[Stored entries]
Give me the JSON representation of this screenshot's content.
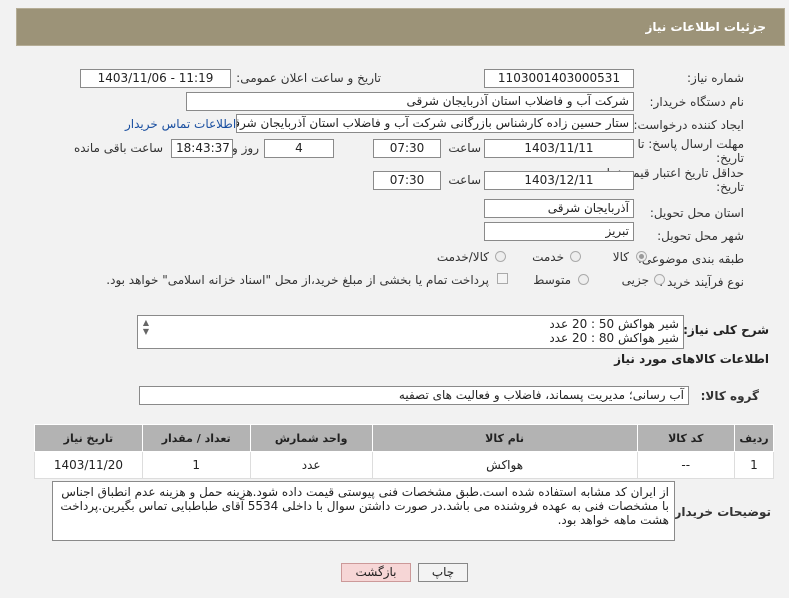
{
  "header": {
    "title": "جزئیات اطلاعات نیاز"
  },
  "fields": {
    "need_number_label": "شماره نیاز:",
    "need_number": "1103001403000531",
    "announce_label": "تاریخ و ساعت اعلان عمومی:",
    "announce_value": "1403/11/06 - 11:19",
    "buyer_label": "نام دستگاه خریدار:",
    "buyer": "شرکت آب و فاضلاب استان آذربایجان شرقی",
    "creator_label": "ایجاد کننده درخواست:",
    "creator": "ستار حسین زاده کارشناس بازرگانی شرکت آب و فاضلاب استان آذربایجان شرقی",
    "contact_link": "اطلاعات تماس خریدار",
    "deadline_label_1": "مهلت ارسال پاسخ: تا",
    "deadline_label_2": "تاریخ:",
    "deadline_date": "1403/11/11",
    "time_label": "ساعت",
    "deadline_time": "07:30",
    "days_value": "4",
    "days_label": "روز و",
    "remaining_value": "18:43:37",
    "remaining_label": "ساعت باقی مانده",
    "validity_label_1": "حداقل تاریخ اعتبار قیمت: تا",
    "validity_label_2": "تاریخ:",
    "validity_date": "1403/12/11",
    "validity_time": "07:30",
    "province_label": "استان محل تحویل:",
    "province": "آذربایجان شرقی",
    "city_label": "شهر محل تحویل:",
    "city": "تبریز",
    "category_label": "طبقه بندی موضوعی:",
    "category_options": [
      "کالا",
      "خدمت",
      "کالا/خدمت"
    ],
    "process_label": "نوع فرآیند خرید :",
    "process_options": [
      "جزیی",
      "متوسط"
    ],
    "payment_text": "پرداخت تمام یا بخشی از مبلغ خرید،از محل \"اسناد خزانه اسلامی\" خواهد بود."
  },
  "description": {
    "label": "شرح کلی نیاز:",
    "line1": "شیر هواکش 50 : 20 عدد",
    "line2": "شیر هواکش 80 : 20 عدد"
  },
  "goods": {
    "section_title": "اطلاعات کالاهای مورد نیاز",
    "group_label": "گروه کالا:",
    "group_value": "آب رسانی؛ مدیریت پسماند، فاضلاب و فعالیت های تصفیه",
    "columns": [
      "ردیف",
      "کد کالا",
      "نام کالا",
      "واحد شمارش",
      "تعداد / مقدار",
      "تاریخ نیاز"
    ],
    "rows": [
      {
        "row": "1",
        "code": "--",
        "name": "هواکش",
        "unit": "عدد",
        "qty": "1",
        "date": "1403/11/20"
      }
    ]
  },
  "buyer_notes": {
    "label": "توضیحات خریدار:",
    "text": "از ایران کد مشابه استفاده شده است.طبق مشخصات فنی پیوستی قیمت داده شود.هزینه حمل و هزینه عدم انطباق اجناس با مشخصات فنی به عهده فروشنده می باشد.در صورت داشتن سوال با داخلی 5534 آقای طباطبایی تماس بگیرین.پرداخت هشت ماهه خواهد بود."
  },
  "buttons": {
    "print": "چاپ",
    "back": "بازگشت"
  },
  "colors": {
    "header_bg": "#9c9378",
    "table_header_bg": "#b3b3b3",
    "link": "#1a4fa0",
    "back_btn": "#f6d6d6"
  }
}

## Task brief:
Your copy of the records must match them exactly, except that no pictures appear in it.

## Solution to the exercise:
Give me the JSON representation of this screenshot's content.
{
  "header": {
    "title": "جزئیات اطلاعات نیاز"
  },
  "fields": {
    "need_number_label": "شماره نیاز:",
    "need_number": "1103001403000531",
    "announce_label": "تاریخ و ساعت اعلان عمومی:",
    "announce_value": "1403/11/06 - 11:19",
    "buyer_label": "نام دستگاه خریدار:",
    "buyer": "شرکت آب و فاضلاب استان آذربایجان شرقی",
    "creator_label": "ایجاد کننده درخواست:",
    "creator": "ستار حسین زاده کارشناس بازرگانی شرکت آب و فاضلاب استان آذربایجان شرقی",
    "contact_link": "اطلاعات تماس خریدار",
    "deadline_label_1": "مهلت ارسال پاسخ: تا",
    "deadline_label_2": "تاریخ:",
    "deadline_date": "1403/11/11",
    "time_label": "ساعت",
    "deadline_time": "07:30",
    "days_value": "4",
    "days_label": "روز و",
    "remaining_value": "18:43:37",
    "remaining_label": "ساعت باقی مانده",
    "validity_label_1": "حداقل تاریخ اعتبار قیمت: تا",
    "validity_label_2": "تاریخ:",
    "validity_date": "1403/12/11",
    "validity_time": "07:30",
    "province_label": "استان محل تحویل:",
    "province": "آذربایجان شرقی",
    "city_label": "شهر محل تحویل:",
    "city": "تبریز",
    "category_label": "طبقه بندی موضوعی:",
    "category_options": [
      "کالا",
      "خدمت",
      "کالا/خدمت"
    ],
    "process_label": "نوع فرآیند خرید :",
    "process_options": [
      "جزیی",
      "متوسط"
    ],
    "payment_text": "پرداخت تمام یا بخشی از مبلغ خرید،از محل \"اسناد خزانه اسلامی\" خواهد بود."
  },
  "description": {
    "label": "شرح کلی نیاز:",
    "line1": "شیر هواکش 50 : 20 عدد",
    "line2": "شیر هواکش 80 : 20 عدد"
  },
  "goods": {
    "section_title": "اطلاعات کالاهای مورد نیاز",
    "group_label": "گروه کالا:",
    "group_value": "آب رسانی؛ مدیریت پسماند، فاضلاب و فعالیت های تصفیه",
    "columns": [
      "ردیف",
      "کد کالا",
      "نام کالا",
      "واحد شمارش",
      "تعداد / مقدار",
      "تاریخ نیاز"
    ],
    "rows": [
      {
        "row": "1",
        "code": "--",
        "name": "هواکش",
        "unit": "عدد",
        "qty": "1",
        "date": "1403/11/20"
      }
    ]
  },
  "buyer_notes": {
    "label": "توضیحات خریدار:",
    "text": "از ایران کد مشابه استفاده شده است.طبق مشخصات فنی پیوستی قیمت داده شود.هزینه حمل و هزینه عدم انطباق اجناس با مشخصات فنی به عهده فروشنده می باشد.در صورت داشتن سوال با داخلی 5534 آقای طباطبایی تماس بگیرین.پرداخت هشت ماهه خواهد بود."
  },
  "buttons": {
    "print": "چاپ",
    "back": "بازگشت"
  },
  "colors": {
    "header_bg": "#9c9378",
    "table_header_bg": "#b3b3b3",
    "link": "#1a4fa0",
    "back_btn": "#f6d6d6"
  }
}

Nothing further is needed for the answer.